The Bowen Museum
Much of Bowen’s pioneer history has been preserved, and is on display at our museum in Gordon Street. It has been described as one of the best regional museums in the state. There are hundreds of items catalogued and displayed, along with accurate records of the town and the district.
Adjacent to the museum is a slab cottage that was originally built in 1872, and was bought to the town slab by slab, re-erected and restored. Period furniture, and implements of the settlers’ daily lives were collected to furnish the building.
The Coral Sea Display & Catalina Memorial

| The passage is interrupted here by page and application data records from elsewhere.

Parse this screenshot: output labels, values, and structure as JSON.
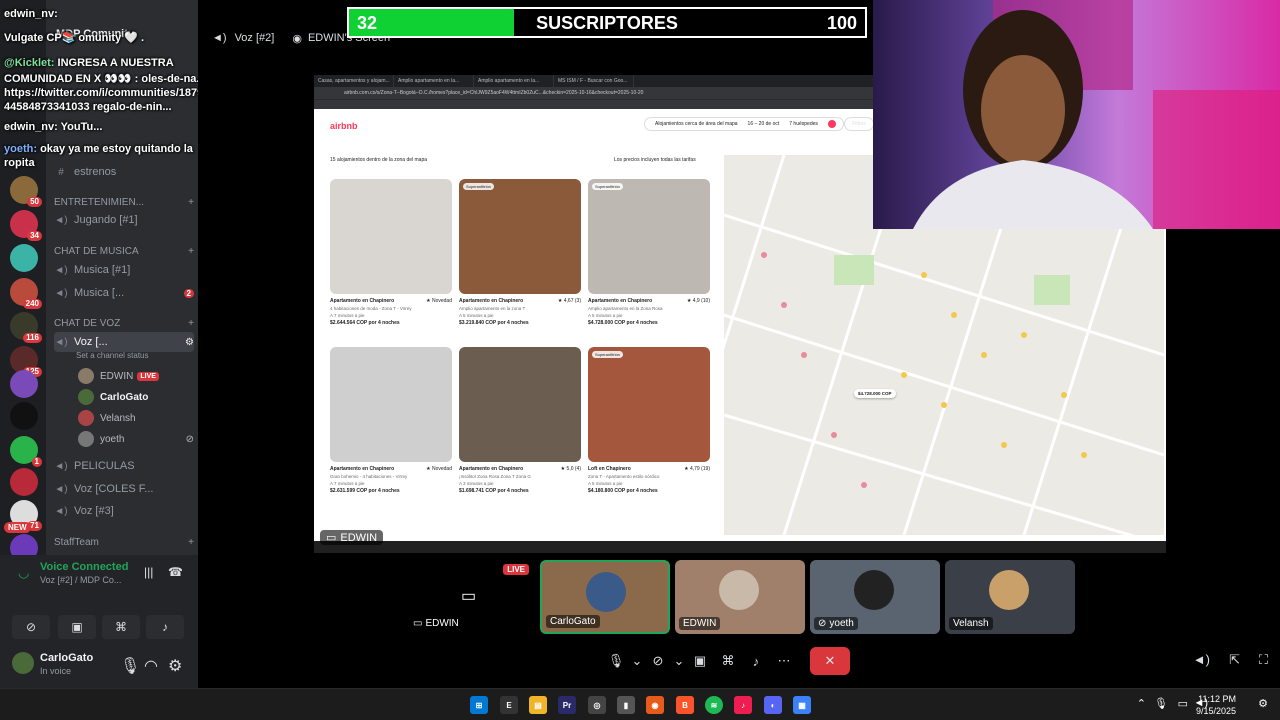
{
  "subscriber_bar": {
    "current": "32",
    "title": "SUSCRIPTORES",
    "goal": "100",
    "progress": 0.32,
    "fill_color": "#0fd133"
  },
  "chat_overlay": {
    "line1_user": "edwin_nv:",
    "line2": "Vulgate CP📚 omunity 🤍 .",
    "line3_user": "@Kicklet:",
    "line3_text": "INGRESA A NUESTRA",
    "line4": "COMUNIDAD EN X 👀👀 : oles-de-na...",
    "line5": "https://twitter.com/i/communities/18797",
    "line6": "44584873341033  regalo-de-nin...",
    "line7_user": "edwin_nv:",
    "line7_text": "YouTu...",
    "line8_user": "yoeth:",
    "line8_text": "okay ya me estoy quitando la",
    "line9": "ropita"
  },
  "sidebar": {
    "header": "MDP Comunity",
    "channels": [
      {
        "name": "estrenos"
      },
      {
        "category": "ENTRETENIMIEN..."
      },
      {
        "name": "Jugando [#1]"
      },
      {
        "category": "CHAT DE MUSICA"
      },
      {
        "name": "Musica [#1]"
      },
      {
        "name": "Musica [...",
        "badge": "2"
      },
      {
        "category": "CHAT DE VOZ"
      },
      {
        "name": "Voz [..."
      },
      {
        "status": "Set a channel status"
      },
      {
        "name": "PELICULAS"
      },
      {
        "name": "Voz [COLES F..."
      },
      {
        "name": "Voz [#3]"
      },
      {
        "category": "StaffTeam"
      }
    ],
    "voice_users": [
      {
        "name": "EDWIN",
        "live": "LIVE"
      },
      {
        "name": "CarloGato"
      },
      {
        "name": "Velansh"
      },
      {
        "name": "yoeth"
      }
    ],
    "server_badges": [
      "50",
      "34",
      "240",
      "116",
      "125",
      "1",
      "71",
      "261"
    ],
    "new_badge": "NEW"
  },
  "voice_panel": {
    "status": "Voice Connected",
    "channel": "Voz [#2] / MDP Co...",
    "user": "CarloGato",
    "user_status": "In voice"
  },
  "stage": {
    "channel_name": "Voz [#2]",
    "stream_owner": "EDWIN's Screen",
    "stream_label": "EDWIN"
  },
  "browser": {
    "tabs": [
      "Casas, apartamentos y alojam...",
      "Amplio apartamento en la...",
      "Amplio apartamento en la...",
      "MS ISM / F - Buscar con Goo..."
    ],
    "url": "airbnb.com.co/s/Zona-T--Bogotá--D.C./homes?place_id=ChIJW9Z5aoF4W4ttmIZb0ZuC...&checkin=2025-10-16&checkout=2025-10-20",
    "logo": "airbnb",
    "search_where": "Alojamientos cerca de área del mapa",
    "search_dates": "16 – 20 de oct",
    "search_guests": "7 huéspedes",
    "filter": "Filtros",
    "count_text": "15 alojamientos dentro de la zona del mapa",
    "prices_text": "Los precios incluyen todas las tarifas",
    "listings": [
      {
        "title": "Apartamento en Chapinero",
        "rating": "★ Novedad",
        "desc": "4 habitaciones de moda - Zona T - Virrey",
        "dist": "A 7 minutos a pie",
        "price": "$2.644.564 COP por 4 noches",
        "superhost": "",
        "color": "#d9d6d2"
      },
      {
        "title": "Apartamento en Chapinero",
        "rating": "★ 4,67 (3)",
        "desc": "Amplio apartamento en la zona T",
        "dist": "A 5 minutos a pie",
        "price": "$3.219.840 COP por 4 noches",
        "superhost": "Superanfitrión",
        "color": "#8a5a3a"
      },
      {
        "title": "Apartamento en Chapinero",
        "rating": "★ 4,9 (10)",
        "desc": "Amplio apartamento en la Zona Rosa",
        "dist": "A 5 minutos a pie",
        "price": "$4.728.000 COP por 4 noches",
        "superhost": "Superanfitrión",
        "color": "#bdb8b1"
      },
      {
        "title": "Apartamento en Chapinero",
        "rating": "★ Novedad",
        "desc": "Gran bohemio - 4 habitaciones - Virrey",
        "dist": "A 7 minutos a pie",
        "price": "$2.631.599 COP por 4 noches",
        "superhost": "",
        "color": "#cfcfcf"
      },
      {
        "title": "Apartamento en Chapinero",
        "rating": "★ 5,0 (4)",
        "desc": "¡Insólito! Zona Rosa Zona T Zona G",
        "dist": "A 3 minutos a pie",
        "price": "$1.698.741 COP por 4 noches",
        "superhost": "",
        "color": "#6b5e50"
      },
      {
        "title": "Loft en Chapinero",
        "rating": "★ 4,79 (19)",
        "desc": "Zona T - Apartamento estilo nórdico",
        "dist": "A 5 minutos a pie",
        "price": "$4.180.800 COP por 4 noches",
        "superhost": "Superanfitrión",
        "color": "#a4573d"
      }
    ],
    "map_pin": "$4.728.000 COP"
  },
  "participants": [
    {
      "name": "EDWIN",
      "live": "LIVE"
    },
    {
      "name": "CarloGato"
    },
    {
      "name": "EDWIN"
    },
    {
      "name": "yoeth"
    },
    {
      "name": "Velansh"
    }
  ],
  "taskbar": {
    "time": "11:12 PM",
    "date": "9/15/2025"
  }
}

The Coral Sea Display is located at the Bowen Aerodrome and honours Bowen’s association with the World War II Catalina Flying Boats. Bowen was a base for the flying boats during the battle of the Coral Sea. The display has five dioramas built on 1/72 scale including the USSS Lexington, believed to be the largest model of a ship on public display.
The Catalina Memorial is located on the Foreshore and is an interpretative centre commemorating the Catalinas and honouring those Bowen residents who served Australia during historical conflicts.
The first of Bowen’s 27 Murals was painted in 1988, on the wall of the Bowen Library, located on Herbert Street. The idea behind the murals belonged to a former Bowen resident. She came up with the idea on her visit to Chemainus in Canada, where the town’s historical past was shown in wall murals.
Bowen’s diverse history- from the early settlement, through the various industries of the region, to the present time, comes to life through paintings by many well-known artists.
Most of the murals are located within the town centre and come highly recommended as a must see.
The Bowen Mango
Historically, mangoes originate from south-east Asia, in particular India and in the late 1800’s a thriving horse- trading business operated between Bowen and India. Amongst the items that Indian crews bought with them were mangoes. Mr GE Sandrock, the then Bowen harbourmaster, collected seeds and planted them on his property, along with a Mr McDonald from Adelaide Point. From these seeds the delicious, stringless Kensington Pride Mango was developed.
To date, the name Kensington Pride is still correct, but the variety is now more widely known as the Bowen Mango or Bowen Special and it is still considered the king of all mangoes.
Located at the northern end of Queens Beach, Yasso Point is at the mouth of the Don River. Here you will find panels detailing the history of the South Sea Islander families that were brought to Bowen to work the cane fields. There are also benches that provide a perfect resting point. A boat ramp at Yasso Point provides access at high tide.